Pull every line containing "JSON" from the listing.

**INPUT FOR THIS TASK**
===
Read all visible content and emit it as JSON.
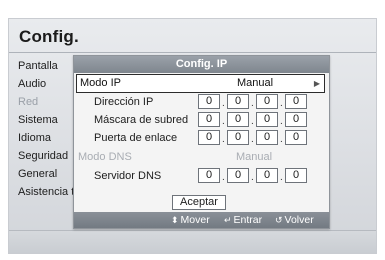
{
  "page_title": "Config.",
  "menu": [
    {
      "label": "Pantalla"
    },
    {
      "label": "Audio"
    },
    {
      "label": "Red",
      "active": true
    },
    {
      "label": "Sistema"
    },
    {
      "label": "Idioma"
    },
    {
      "label": "Seguridad"
    },
    {
      "label": "General"
    },
    {
      "label": "Asistencia té"
    }
  ],
  "dialog": {
    "title": "Config. IP",
    "ip_mode": {
      "label": "Modo IP",
      "value": "Manual"
    },
    "ip_address": {
      "label": "Dirección IP",
      "octets": [
        "0",
        "0",
        "0",
        "0"
      ]
    },
    "subnet_mask": {
      "label": "Máscara de subred",
      "octets": [
        "0",
        "0",
        "0",
        "0"
      ]
    },
    "gateway": {
      "label": "Puerta de enlace",
      "octets": [
        "0",
        "0",
        "0",
        "0"
      ]
    },
    "dns_mode": {
      "label": "Modo DNS",
      "value": "Manual"
    },
    "dns_server": {
      "label": "Servidor DNS",
      "octets": [
        "0",
        "0",
        "0",
        "0"
      ]
    },
    "accept_label": "Aceptar",
    "footer": {
      "move_label": "Mover",
      "enter_label": "Entrar",
      "back_label": "Volver"
    }
  },
  "icons": {
    "move": "up-down-arrows-icon",
    "enter": "enter-icon",
    "back": "return-icon",
    "submenu_arrow": "chevron-right-icon"
  },
  "colors": {
    "header_bar": "#8a9098",
    "disabled_text": "#a9adb3"
  }
}
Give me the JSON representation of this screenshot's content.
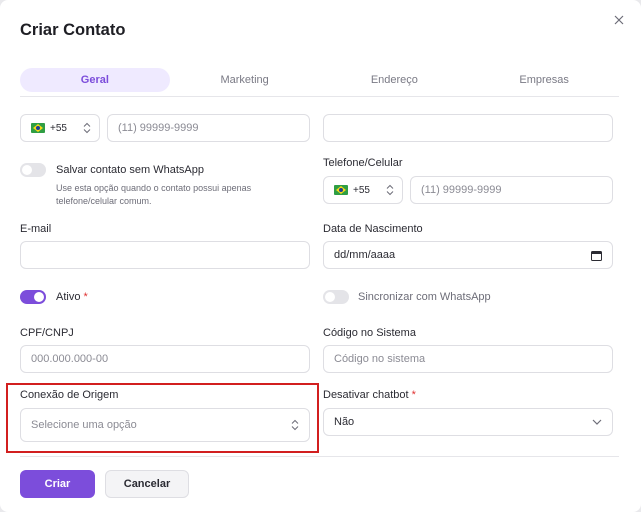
{
  "dialog": {
    "title": "Criar Contato"
  },
  "tabs": [
    {
      "label": "Geral",
      "active": true
    },
    {
      "label": "Marketing",
      "active": false
    },
    {
      "label": "Endereço",
      "active": false
    },
    {
      "label": "Empresas",
      "active": false
    }
  ],
  "phone_top": {
    "country_code": "+55",
    "placeholder": "(11) 99999-9999"
  },
  "whatsapp_toggle": {
    "label": "Salvar contato sem WhatsApp",
    "hint_line1": "Use esta opção quando o contato possui apenas",
    "hint_line2": "telefone/celular comum.",
    "on": false
  },
  "telefone": {
    "label": "Telefone/Celular",
    "country_code": "+55",
    "placeholder": "(11) 99999-9999"
  },
  "email": {
    "label": "E-mail",
    "value": ""
  },
  "nascimento": {
    "label": "Data de Nascimento",
    "placeholder": "dd/mm/aaaa"
  },
  "ativo": {
    "label": "Ativo",
    "required_mark": "*",
    "on": true
  },
  "sincronizar": {
    "label": "Sincronizar com WhatsApp",
    "on": false
  },
  "cpf": {
    "label": "CPF/CNPJ",
    "placeholder": "000.000.000-00"
  },
  "codigo": {
    "label": "Código no Sistema",
    "placeholder": "Código no sistema"
  },
  "conexao": {
    "label": "Conexão de Origem",
    "placeholder": "Selecione uma opção"
  },
  "chatbot": {
    "label": "Desativar chatbot",
    "required_mark": "*",
    "value": "Não"
  },
  "buttons": {
    "create": "Criar",
    "cancel": "Cancelar"
  },
  "colors": {
    "accent": "#7c4ddb",
    "highlight": "#d21f1f",
    "required": "#e03131"
  }
}
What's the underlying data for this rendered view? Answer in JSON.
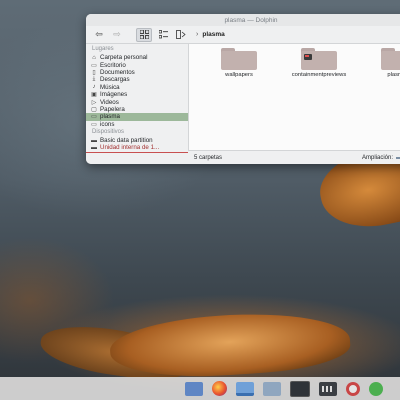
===
**SOLUTION TO THIS TASK**
Read all visible content and emit it as JSON.
Give me the JSON representation of this screenshot's content.
What's the underlying data for this rendered view? Answer in JSON.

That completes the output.